_EXERCISE REQUIREMENTS_
Find every line in the entries that holds the string "times" and report it.

** DATASET CONTENT follows **

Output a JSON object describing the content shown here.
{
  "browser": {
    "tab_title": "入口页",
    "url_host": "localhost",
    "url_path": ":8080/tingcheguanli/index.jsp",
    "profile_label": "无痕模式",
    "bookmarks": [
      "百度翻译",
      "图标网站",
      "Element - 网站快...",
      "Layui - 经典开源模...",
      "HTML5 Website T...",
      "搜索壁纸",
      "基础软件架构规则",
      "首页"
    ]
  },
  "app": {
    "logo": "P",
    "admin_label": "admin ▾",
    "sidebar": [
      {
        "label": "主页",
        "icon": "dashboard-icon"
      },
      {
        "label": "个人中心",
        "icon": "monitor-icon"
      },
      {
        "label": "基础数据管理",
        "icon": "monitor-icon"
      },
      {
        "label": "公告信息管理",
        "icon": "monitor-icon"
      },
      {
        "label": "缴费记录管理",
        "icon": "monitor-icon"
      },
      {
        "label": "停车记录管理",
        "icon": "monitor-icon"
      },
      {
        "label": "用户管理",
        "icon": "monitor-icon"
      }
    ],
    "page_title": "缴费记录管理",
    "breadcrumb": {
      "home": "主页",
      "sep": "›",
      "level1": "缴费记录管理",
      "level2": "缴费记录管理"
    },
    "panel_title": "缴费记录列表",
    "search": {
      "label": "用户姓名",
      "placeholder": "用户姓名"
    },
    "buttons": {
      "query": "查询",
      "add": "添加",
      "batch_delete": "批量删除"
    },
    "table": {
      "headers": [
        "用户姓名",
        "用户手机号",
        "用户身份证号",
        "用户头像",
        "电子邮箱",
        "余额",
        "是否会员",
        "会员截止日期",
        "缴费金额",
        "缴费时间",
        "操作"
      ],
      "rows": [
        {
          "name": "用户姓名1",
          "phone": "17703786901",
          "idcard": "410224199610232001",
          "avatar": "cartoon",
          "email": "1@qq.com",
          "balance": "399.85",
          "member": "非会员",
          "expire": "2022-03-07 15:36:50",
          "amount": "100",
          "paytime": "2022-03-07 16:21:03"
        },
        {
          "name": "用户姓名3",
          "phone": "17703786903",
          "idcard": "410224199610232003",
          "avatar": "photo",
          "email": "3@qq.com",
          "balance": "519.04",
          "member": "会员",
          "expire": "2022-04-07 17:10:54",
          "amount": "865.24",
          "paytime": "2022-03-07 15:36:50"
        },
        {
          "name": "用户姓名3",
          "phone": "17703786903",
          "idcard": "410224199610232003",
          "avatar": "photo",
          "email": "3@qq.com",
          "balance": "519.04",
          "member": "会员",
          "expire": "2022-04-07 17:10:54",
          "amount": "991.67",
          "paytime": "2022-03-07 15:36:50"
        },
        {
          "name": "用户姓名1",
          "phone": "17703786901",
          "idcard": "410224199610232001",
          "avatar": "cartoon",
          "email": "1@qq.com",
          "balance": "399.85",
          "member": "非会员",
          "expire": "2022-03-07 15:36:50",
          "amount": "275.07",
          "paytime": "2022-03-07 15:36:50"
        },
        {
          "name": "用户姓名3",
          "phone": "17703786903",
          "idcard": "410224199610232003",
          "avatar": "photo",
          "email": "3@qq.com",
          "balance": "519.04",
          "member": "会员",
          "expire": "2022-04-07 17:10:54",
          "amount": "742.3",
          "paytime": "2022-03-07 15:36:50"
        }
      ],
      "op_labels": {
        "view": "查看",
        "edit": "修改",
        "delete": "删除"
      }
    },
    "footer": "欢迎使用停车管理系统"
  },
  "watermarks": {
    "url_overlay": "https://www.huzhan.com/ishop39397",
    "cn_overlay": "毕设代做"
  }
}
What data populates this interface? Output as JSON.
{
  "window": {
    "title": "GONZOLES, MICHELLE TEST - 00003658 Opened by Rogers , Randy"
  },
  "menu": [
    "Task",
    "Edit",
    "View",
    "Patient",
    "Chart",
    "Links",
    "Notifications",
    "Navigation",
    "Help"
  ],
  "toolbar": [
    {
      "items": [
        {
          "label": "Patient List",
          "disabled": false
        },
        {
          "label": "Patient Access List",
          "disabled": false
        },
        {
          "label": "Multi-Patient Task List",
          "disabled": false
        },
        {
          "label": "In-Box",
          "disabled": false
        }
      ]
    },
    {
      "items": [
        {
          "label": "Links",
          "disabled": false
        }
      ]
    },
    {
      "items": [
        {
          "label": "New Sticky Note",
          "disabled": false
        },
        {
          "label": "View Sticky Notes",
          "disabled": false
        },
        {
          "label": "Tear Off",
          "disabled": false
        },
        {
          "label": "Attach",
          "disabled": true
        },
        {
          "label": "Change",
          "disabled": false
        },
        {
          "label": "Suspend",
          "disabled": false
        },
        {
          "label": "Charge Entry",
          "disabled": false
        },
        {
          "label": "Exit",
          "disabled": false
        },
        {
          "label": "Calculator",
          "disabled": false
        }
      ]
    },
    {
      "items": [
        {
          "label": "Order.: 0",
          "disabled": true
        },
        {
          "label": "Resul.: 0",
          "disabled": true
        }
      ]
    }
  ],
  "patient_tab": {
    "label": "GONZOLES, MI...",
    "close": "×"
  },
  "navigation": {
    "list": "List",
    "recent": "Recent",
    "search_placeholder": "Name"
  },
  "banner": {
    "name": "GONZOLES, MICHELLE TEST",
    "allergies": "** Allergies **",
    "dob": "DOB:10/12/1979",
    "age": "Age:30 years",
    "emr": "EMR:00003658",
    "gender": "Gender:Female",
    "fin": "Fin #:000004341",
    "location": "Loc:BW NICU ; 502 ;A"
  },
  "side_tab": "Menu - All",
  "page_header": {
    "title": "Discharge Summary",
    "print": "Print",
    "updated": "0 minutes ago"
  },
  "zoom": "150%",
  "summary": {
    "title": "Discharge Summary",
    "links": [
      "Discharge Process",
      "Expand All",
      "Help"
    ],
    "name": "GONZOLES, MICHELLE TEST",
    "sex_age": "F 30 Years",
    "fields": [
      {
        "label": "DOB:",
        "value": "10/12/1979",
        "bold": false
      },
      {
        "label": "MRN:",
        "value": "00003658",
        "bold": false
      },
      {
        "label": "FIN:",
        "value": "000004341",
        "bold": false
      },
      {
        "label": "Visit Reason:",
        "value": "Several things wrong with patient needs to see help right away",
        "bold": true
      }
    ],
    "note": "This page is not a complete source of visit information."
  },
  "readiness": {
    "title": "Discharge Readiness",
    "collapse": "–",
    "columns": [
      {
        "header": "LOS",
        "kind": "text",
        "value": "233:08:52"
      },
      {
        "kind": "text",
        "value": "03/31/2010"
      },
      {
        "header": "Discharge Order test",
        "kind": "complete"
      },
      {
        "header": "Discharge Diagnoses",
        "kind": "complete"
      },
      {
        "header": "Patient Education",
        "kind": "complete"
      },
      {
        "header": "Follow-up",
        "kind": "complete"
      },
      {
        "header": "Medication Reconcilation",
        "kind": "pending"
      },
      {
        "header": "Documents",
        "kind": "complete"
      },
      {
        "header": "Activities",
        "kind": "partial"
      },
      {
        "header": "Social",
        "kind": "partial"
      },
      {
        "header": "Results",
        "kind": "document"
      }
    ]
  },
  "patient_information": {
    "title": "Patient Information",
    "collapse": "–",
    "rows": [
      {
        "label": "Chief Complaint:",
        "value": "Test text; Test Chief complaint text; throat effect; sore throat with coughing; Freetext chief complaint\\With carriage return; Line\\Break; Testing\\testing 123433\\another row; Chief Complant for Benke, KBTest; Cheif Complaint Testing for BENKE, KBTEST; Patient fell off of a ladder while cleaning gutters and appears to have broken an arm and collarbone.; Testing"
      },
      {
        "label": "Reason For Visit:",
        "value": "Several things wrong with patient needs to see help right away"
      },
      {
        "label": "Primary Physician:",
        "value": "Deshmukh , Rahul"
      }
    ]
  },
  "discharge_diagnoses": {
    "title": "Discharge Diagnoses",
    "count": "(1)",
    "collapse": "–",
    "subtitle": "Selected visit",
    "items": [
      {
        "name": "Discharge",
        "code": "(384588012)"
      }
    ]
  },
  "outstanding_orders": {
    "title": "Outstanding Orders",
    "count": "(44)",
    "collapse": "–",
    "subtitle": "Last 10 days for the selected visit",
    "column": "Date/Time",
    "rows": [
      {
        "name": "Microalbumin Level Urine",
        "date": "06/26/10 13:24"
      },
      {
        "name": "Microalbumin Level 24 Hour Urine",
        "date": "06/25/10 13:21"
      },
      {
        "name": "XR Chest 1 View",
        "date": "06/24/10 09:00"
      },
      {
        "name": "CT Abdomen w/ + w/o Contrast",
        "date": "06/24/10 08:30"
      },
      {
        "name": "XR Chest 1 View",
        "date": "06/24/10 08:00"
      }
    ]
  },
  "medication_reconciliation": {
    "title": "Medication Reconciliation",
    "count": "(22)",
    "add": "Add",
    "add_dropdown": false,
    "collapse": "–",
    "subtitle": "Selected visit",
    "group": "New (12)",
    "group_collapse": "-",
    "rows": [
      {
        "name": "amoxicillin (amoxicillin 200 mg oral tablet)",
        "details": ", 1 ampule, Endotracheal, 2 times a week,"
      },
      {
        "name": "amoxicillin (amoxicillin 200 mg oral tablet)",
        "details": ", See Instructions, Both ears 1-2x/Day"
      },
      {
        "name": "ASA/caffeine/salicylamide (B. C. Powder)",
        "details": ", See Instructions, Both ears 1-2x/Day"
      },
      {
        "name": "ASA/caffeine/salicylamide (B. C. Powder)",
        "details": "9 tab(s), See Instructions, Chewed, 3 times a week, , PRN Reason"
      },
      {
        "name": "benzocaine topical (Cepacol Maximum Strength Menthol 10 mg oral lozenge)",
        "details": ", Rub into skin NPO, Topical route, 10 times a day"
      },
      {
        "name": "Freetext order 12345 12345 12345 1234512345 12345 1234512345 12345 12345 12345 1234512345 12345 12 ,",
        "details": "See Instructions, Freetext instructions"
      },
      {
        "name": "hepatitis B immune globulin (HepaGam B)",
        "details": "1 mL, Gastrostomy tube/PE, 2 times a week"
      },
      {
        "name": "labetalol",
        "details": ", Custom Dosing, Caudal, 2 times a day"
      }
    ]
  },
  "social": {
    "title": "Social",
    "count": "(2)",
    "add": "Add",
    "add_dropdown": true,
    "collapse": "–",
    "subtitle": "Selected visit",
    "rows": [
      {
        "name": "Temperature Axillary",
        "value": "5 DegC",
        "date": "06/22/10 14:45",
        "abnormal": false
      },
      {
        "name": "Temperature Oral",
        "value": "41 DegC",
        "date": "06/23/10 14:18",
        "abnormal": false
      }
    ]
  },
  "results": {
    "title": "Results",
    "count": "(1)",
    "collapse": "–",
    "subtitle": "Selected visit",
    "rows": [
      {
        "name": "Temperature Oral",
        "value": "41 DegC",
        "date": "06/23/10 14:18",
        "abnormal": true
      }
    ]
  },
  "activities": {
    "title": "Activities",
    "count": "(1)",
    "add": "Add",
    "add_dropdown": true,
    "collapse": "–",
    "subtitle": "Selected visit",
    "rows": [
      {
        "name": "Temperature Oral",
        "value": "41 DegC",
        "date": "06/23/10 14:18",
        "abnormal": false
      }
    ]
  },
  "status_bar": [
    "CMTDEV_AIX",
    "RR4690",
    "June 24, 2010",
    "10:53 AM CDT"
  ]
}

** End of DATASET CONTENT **

_RESULT_
        "details": ", 1 ampule, Endotracheal, 2 times a week,"
        "details": "9 tab(s), See Instructions, Chewed, 3 times a week, , PRN Reason"
        "details": ", Rub into skin NPO, Topical route, 10 times a day"
        "details": "1 mL, Gastrostomy tube/PE, 2 times a week"
        "details": ", Custom Dosing, Caudal, 2 times a day"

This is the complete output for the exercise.